Expansion Tank and/or Pressure Relief Valve
A common failure on the HT 330 over time is the built in expansion tank. Depending on your installation, a secondary installation tank may have been fitted. If that is the case, the internal one can go bad and you don’t have to worry about it.
If you don’t have an additional expansion tank and it dies (about 5-6 years, or more), the boiler will overpressure and hot water will come out of the pressure relief valve. Then there will be no pressure and the boiler will probably display the LAARS/Baxi E119 error.
Before doing anything, turn off all the water supply connections!
The first thing to do is check the pressure relief valve. It might have buildup inside it causing it to stay open. You can buy them just about anywhere – it does not need to be a Baxi part #. The instructions say it is 3/4″ 30 p.s.i. / 2.11 bar.
The second thing to do is check the pressure of the expansion tank. Inside the red tank is rubber bladder that needs to be filled with 11.6 psi of air. A regular bicycle valve pressure gauge and bicycle pump can be used.
If has failed it will no longer hold pressure and the system will simply overpressure and come out the PRV.
You can order from Boston Heating Supply, but make sure to get these parts:
WASHER – SEALING 5402080 (buy TWO of these)
Remember to let the system cool and drain it!
Be warned: the tank is not easy to get in and out. Mine is inside a closet so I can’t take the sides off, which would make it a lot easier to do.
Be very careful to not cross-thread the connections – it is easy to do! Take your time threading them back on and check that they are not super tight when you start wrenching on them. Any doubt? Back out and start over.
It is good maintenance to replace the PRV at the same time.
This is what is used to fill the system with water. It can get brittle over time and the blue plastic can shred. If it seems like it is doing nothing, it might be that the nut inside the plastic is no longer turning with the plastic. Pull off the blue piece and use a wrench. Do not use a wrench on the actual connector or you will have house pressure water spraying everywhere.

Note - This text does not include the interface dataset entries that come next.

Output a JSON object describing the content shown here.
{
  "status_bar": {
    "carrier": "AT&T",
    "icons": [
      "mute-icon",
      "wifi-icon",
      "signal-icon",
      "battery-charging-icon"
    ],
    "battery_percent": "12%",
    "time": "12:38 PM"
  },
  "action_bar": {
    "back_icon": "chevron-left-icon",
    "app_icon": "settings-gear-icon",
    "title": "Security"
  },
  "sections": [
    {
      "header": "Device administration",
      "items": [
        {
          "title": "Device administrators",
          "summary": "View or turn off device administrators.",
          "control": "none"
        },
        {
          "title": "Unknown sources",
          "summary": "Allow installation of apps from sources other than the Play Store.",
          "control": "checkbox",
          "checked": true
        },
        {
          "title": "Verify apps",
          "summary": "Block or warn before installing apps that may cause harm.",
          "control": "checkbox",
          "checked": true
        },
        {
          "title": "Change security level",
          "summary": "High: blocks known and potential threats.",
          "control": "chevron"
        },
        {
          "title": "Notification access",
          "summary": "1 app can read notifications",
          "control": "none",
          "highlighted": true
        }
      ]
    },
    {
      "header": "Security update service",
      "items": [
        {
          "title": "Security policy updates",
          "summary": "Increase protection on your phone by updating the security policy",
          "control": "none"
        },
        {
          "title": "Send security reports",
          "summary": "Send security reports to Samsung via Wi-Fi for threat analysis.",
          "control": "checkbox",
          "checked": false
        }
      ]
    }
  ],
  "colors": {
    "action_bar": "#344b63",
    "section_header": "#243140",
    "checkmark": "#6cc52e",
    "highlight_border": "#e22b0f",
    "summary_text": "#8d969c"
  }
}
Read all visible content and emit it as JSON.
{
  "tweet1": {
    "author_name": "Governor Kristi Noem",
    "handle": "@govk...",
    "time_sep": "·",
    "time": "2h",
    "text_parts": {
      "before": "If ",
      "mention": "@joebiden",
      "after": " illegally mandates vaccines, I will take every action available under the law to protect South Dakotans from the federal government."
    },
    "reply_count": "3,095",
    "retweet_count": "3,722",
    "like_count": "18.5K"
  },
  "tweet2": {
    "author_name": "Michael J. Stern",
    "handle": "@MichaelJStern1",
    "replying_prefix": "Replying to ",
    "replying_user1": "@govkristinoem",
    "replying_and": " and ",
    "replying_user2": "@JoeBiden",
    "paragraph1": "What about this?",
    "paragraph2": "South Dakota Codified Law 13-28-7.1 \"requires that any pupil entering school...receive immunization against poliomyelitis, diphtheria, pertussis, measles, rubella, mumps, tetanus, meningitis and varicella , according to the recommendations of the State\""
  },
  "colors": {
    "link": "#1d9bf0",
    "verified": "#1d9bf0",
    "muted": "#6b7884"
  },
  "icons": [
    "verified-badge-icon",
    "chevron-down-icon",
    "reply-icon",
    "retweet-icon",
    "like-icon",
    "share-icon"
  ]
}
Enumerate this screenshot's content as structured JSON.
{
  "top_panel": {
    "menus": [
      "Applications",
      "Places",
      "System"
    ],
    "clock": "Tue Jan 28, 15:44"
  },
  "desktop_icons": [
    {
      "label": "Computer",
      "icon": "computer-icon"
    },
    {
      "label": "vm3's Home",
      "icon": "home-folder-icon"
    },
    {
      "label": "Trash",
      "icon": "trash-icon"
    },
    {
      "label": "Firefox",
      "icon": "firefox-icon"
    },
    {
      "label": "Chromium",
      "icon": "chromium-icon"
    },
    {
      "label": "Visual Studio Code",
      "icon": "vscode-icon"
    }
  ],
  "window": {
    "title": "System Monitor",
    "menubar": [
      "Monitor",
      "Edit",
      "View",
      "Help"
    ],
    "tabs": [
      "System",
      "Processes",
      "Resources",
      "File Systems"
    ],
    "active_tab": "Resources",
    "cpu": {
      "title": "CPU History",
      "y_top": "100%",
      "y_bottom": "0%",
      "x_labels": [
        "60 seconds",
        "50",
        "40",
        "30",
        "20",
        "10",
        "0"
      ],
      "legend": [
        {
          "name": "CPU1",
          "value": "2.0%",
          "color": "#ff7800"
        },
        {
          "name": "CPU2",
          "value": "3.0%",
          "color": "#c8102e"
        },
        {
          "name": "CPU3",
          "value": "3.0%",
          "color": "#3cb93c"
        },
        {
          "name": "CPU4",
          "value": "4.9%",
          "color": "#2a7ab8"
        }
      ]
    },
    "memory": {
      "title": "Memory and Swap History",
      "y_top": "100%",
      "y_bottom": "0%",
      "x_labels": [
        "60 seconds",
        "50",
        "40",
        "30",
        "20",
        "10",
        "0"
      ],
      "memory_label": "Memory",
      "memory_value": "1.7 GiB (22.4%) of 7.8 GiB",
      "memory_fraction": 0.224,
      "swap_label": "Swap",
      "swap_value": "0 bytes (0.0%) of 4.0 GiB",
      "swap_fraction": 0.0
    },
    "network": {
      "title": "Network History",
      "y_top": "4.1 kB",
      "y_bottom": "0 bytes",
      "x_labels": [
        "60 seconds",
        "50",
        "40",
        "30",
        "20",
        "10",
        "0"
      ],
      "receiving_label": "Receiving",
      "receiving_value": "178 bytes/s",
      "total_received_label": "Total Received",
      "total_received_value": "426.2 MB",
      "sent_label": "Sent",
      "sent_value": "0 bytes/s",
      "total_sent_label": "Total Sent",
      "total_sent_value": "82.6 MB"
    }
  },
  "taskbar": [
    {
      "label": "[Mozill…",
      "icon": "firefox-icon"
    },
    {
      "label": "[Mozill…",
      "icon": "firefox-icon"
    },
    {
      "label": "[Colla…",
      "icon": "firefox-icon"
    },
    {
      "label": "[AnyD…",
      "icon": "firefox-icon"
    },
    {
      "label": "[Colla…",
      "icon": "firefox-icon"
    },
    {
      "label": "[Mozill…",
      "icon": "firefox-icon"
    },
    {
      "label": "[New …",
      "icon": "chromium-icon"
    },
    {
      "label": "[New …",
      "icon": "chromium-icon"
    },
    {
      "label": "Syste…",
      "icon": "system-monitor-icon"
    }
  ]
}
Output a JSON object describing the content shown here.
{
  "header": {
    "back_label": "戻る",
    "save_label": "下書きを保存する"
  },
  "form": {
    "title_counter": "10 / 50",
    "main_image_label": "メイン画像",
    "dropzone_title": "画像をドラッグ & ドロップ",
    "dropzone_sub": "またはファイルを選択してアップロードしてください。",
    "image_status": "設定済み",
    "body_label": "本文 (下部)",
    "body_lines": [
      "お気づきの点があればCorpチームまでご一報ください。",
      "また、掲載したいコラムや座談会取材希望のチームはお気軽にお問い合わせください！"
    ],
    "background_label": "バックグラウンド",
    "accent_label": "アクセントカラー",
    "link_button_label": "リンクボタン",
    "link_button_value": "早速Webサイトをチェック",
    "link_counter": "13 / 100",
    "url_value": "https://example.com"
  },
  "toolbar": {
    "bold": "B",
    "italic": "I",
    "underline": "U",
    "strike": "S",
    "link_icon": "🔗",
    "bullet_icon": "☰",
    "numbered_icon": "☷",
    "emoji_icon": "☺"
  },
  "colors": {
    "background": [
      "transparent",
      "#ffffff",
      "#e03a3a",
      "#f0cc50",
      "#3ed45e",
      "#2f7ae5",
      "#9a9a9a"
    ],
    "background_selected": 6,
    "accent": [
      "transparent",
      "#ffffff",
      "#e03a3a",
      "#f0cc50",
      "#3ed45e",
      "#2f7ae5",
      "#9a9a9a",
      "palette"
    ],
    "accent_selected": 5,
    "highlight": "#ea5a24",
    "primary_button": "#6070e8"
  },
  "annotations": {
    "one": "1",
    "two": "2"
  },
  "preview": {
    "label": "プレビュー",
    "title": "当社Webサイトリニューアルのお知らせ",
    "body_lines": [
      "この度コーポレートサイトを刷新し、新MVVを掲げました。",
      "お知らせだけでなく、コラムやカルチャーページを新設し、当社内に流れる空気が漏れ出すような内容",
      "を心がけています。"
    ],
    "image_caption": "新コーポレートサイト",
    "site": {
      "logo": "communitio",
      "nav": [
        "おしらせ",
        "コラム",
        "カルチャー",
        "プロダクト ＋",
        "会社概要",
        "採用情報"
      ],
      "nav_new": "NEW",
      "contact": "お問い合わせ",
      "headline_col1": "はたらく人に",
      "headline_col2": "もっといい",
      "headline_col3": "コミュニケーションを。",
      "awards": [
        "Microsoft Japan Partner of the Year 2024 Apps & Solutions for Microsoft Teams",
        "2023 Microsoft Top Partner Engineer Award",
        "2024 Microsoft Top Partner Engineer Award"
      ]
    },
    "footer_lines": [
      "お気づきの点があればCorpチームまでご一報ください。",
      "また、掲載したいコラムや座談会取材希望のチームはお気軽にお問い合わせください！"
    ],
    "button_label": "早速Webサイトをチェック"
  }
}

If you need to replace it:
That about covers it. Good luck!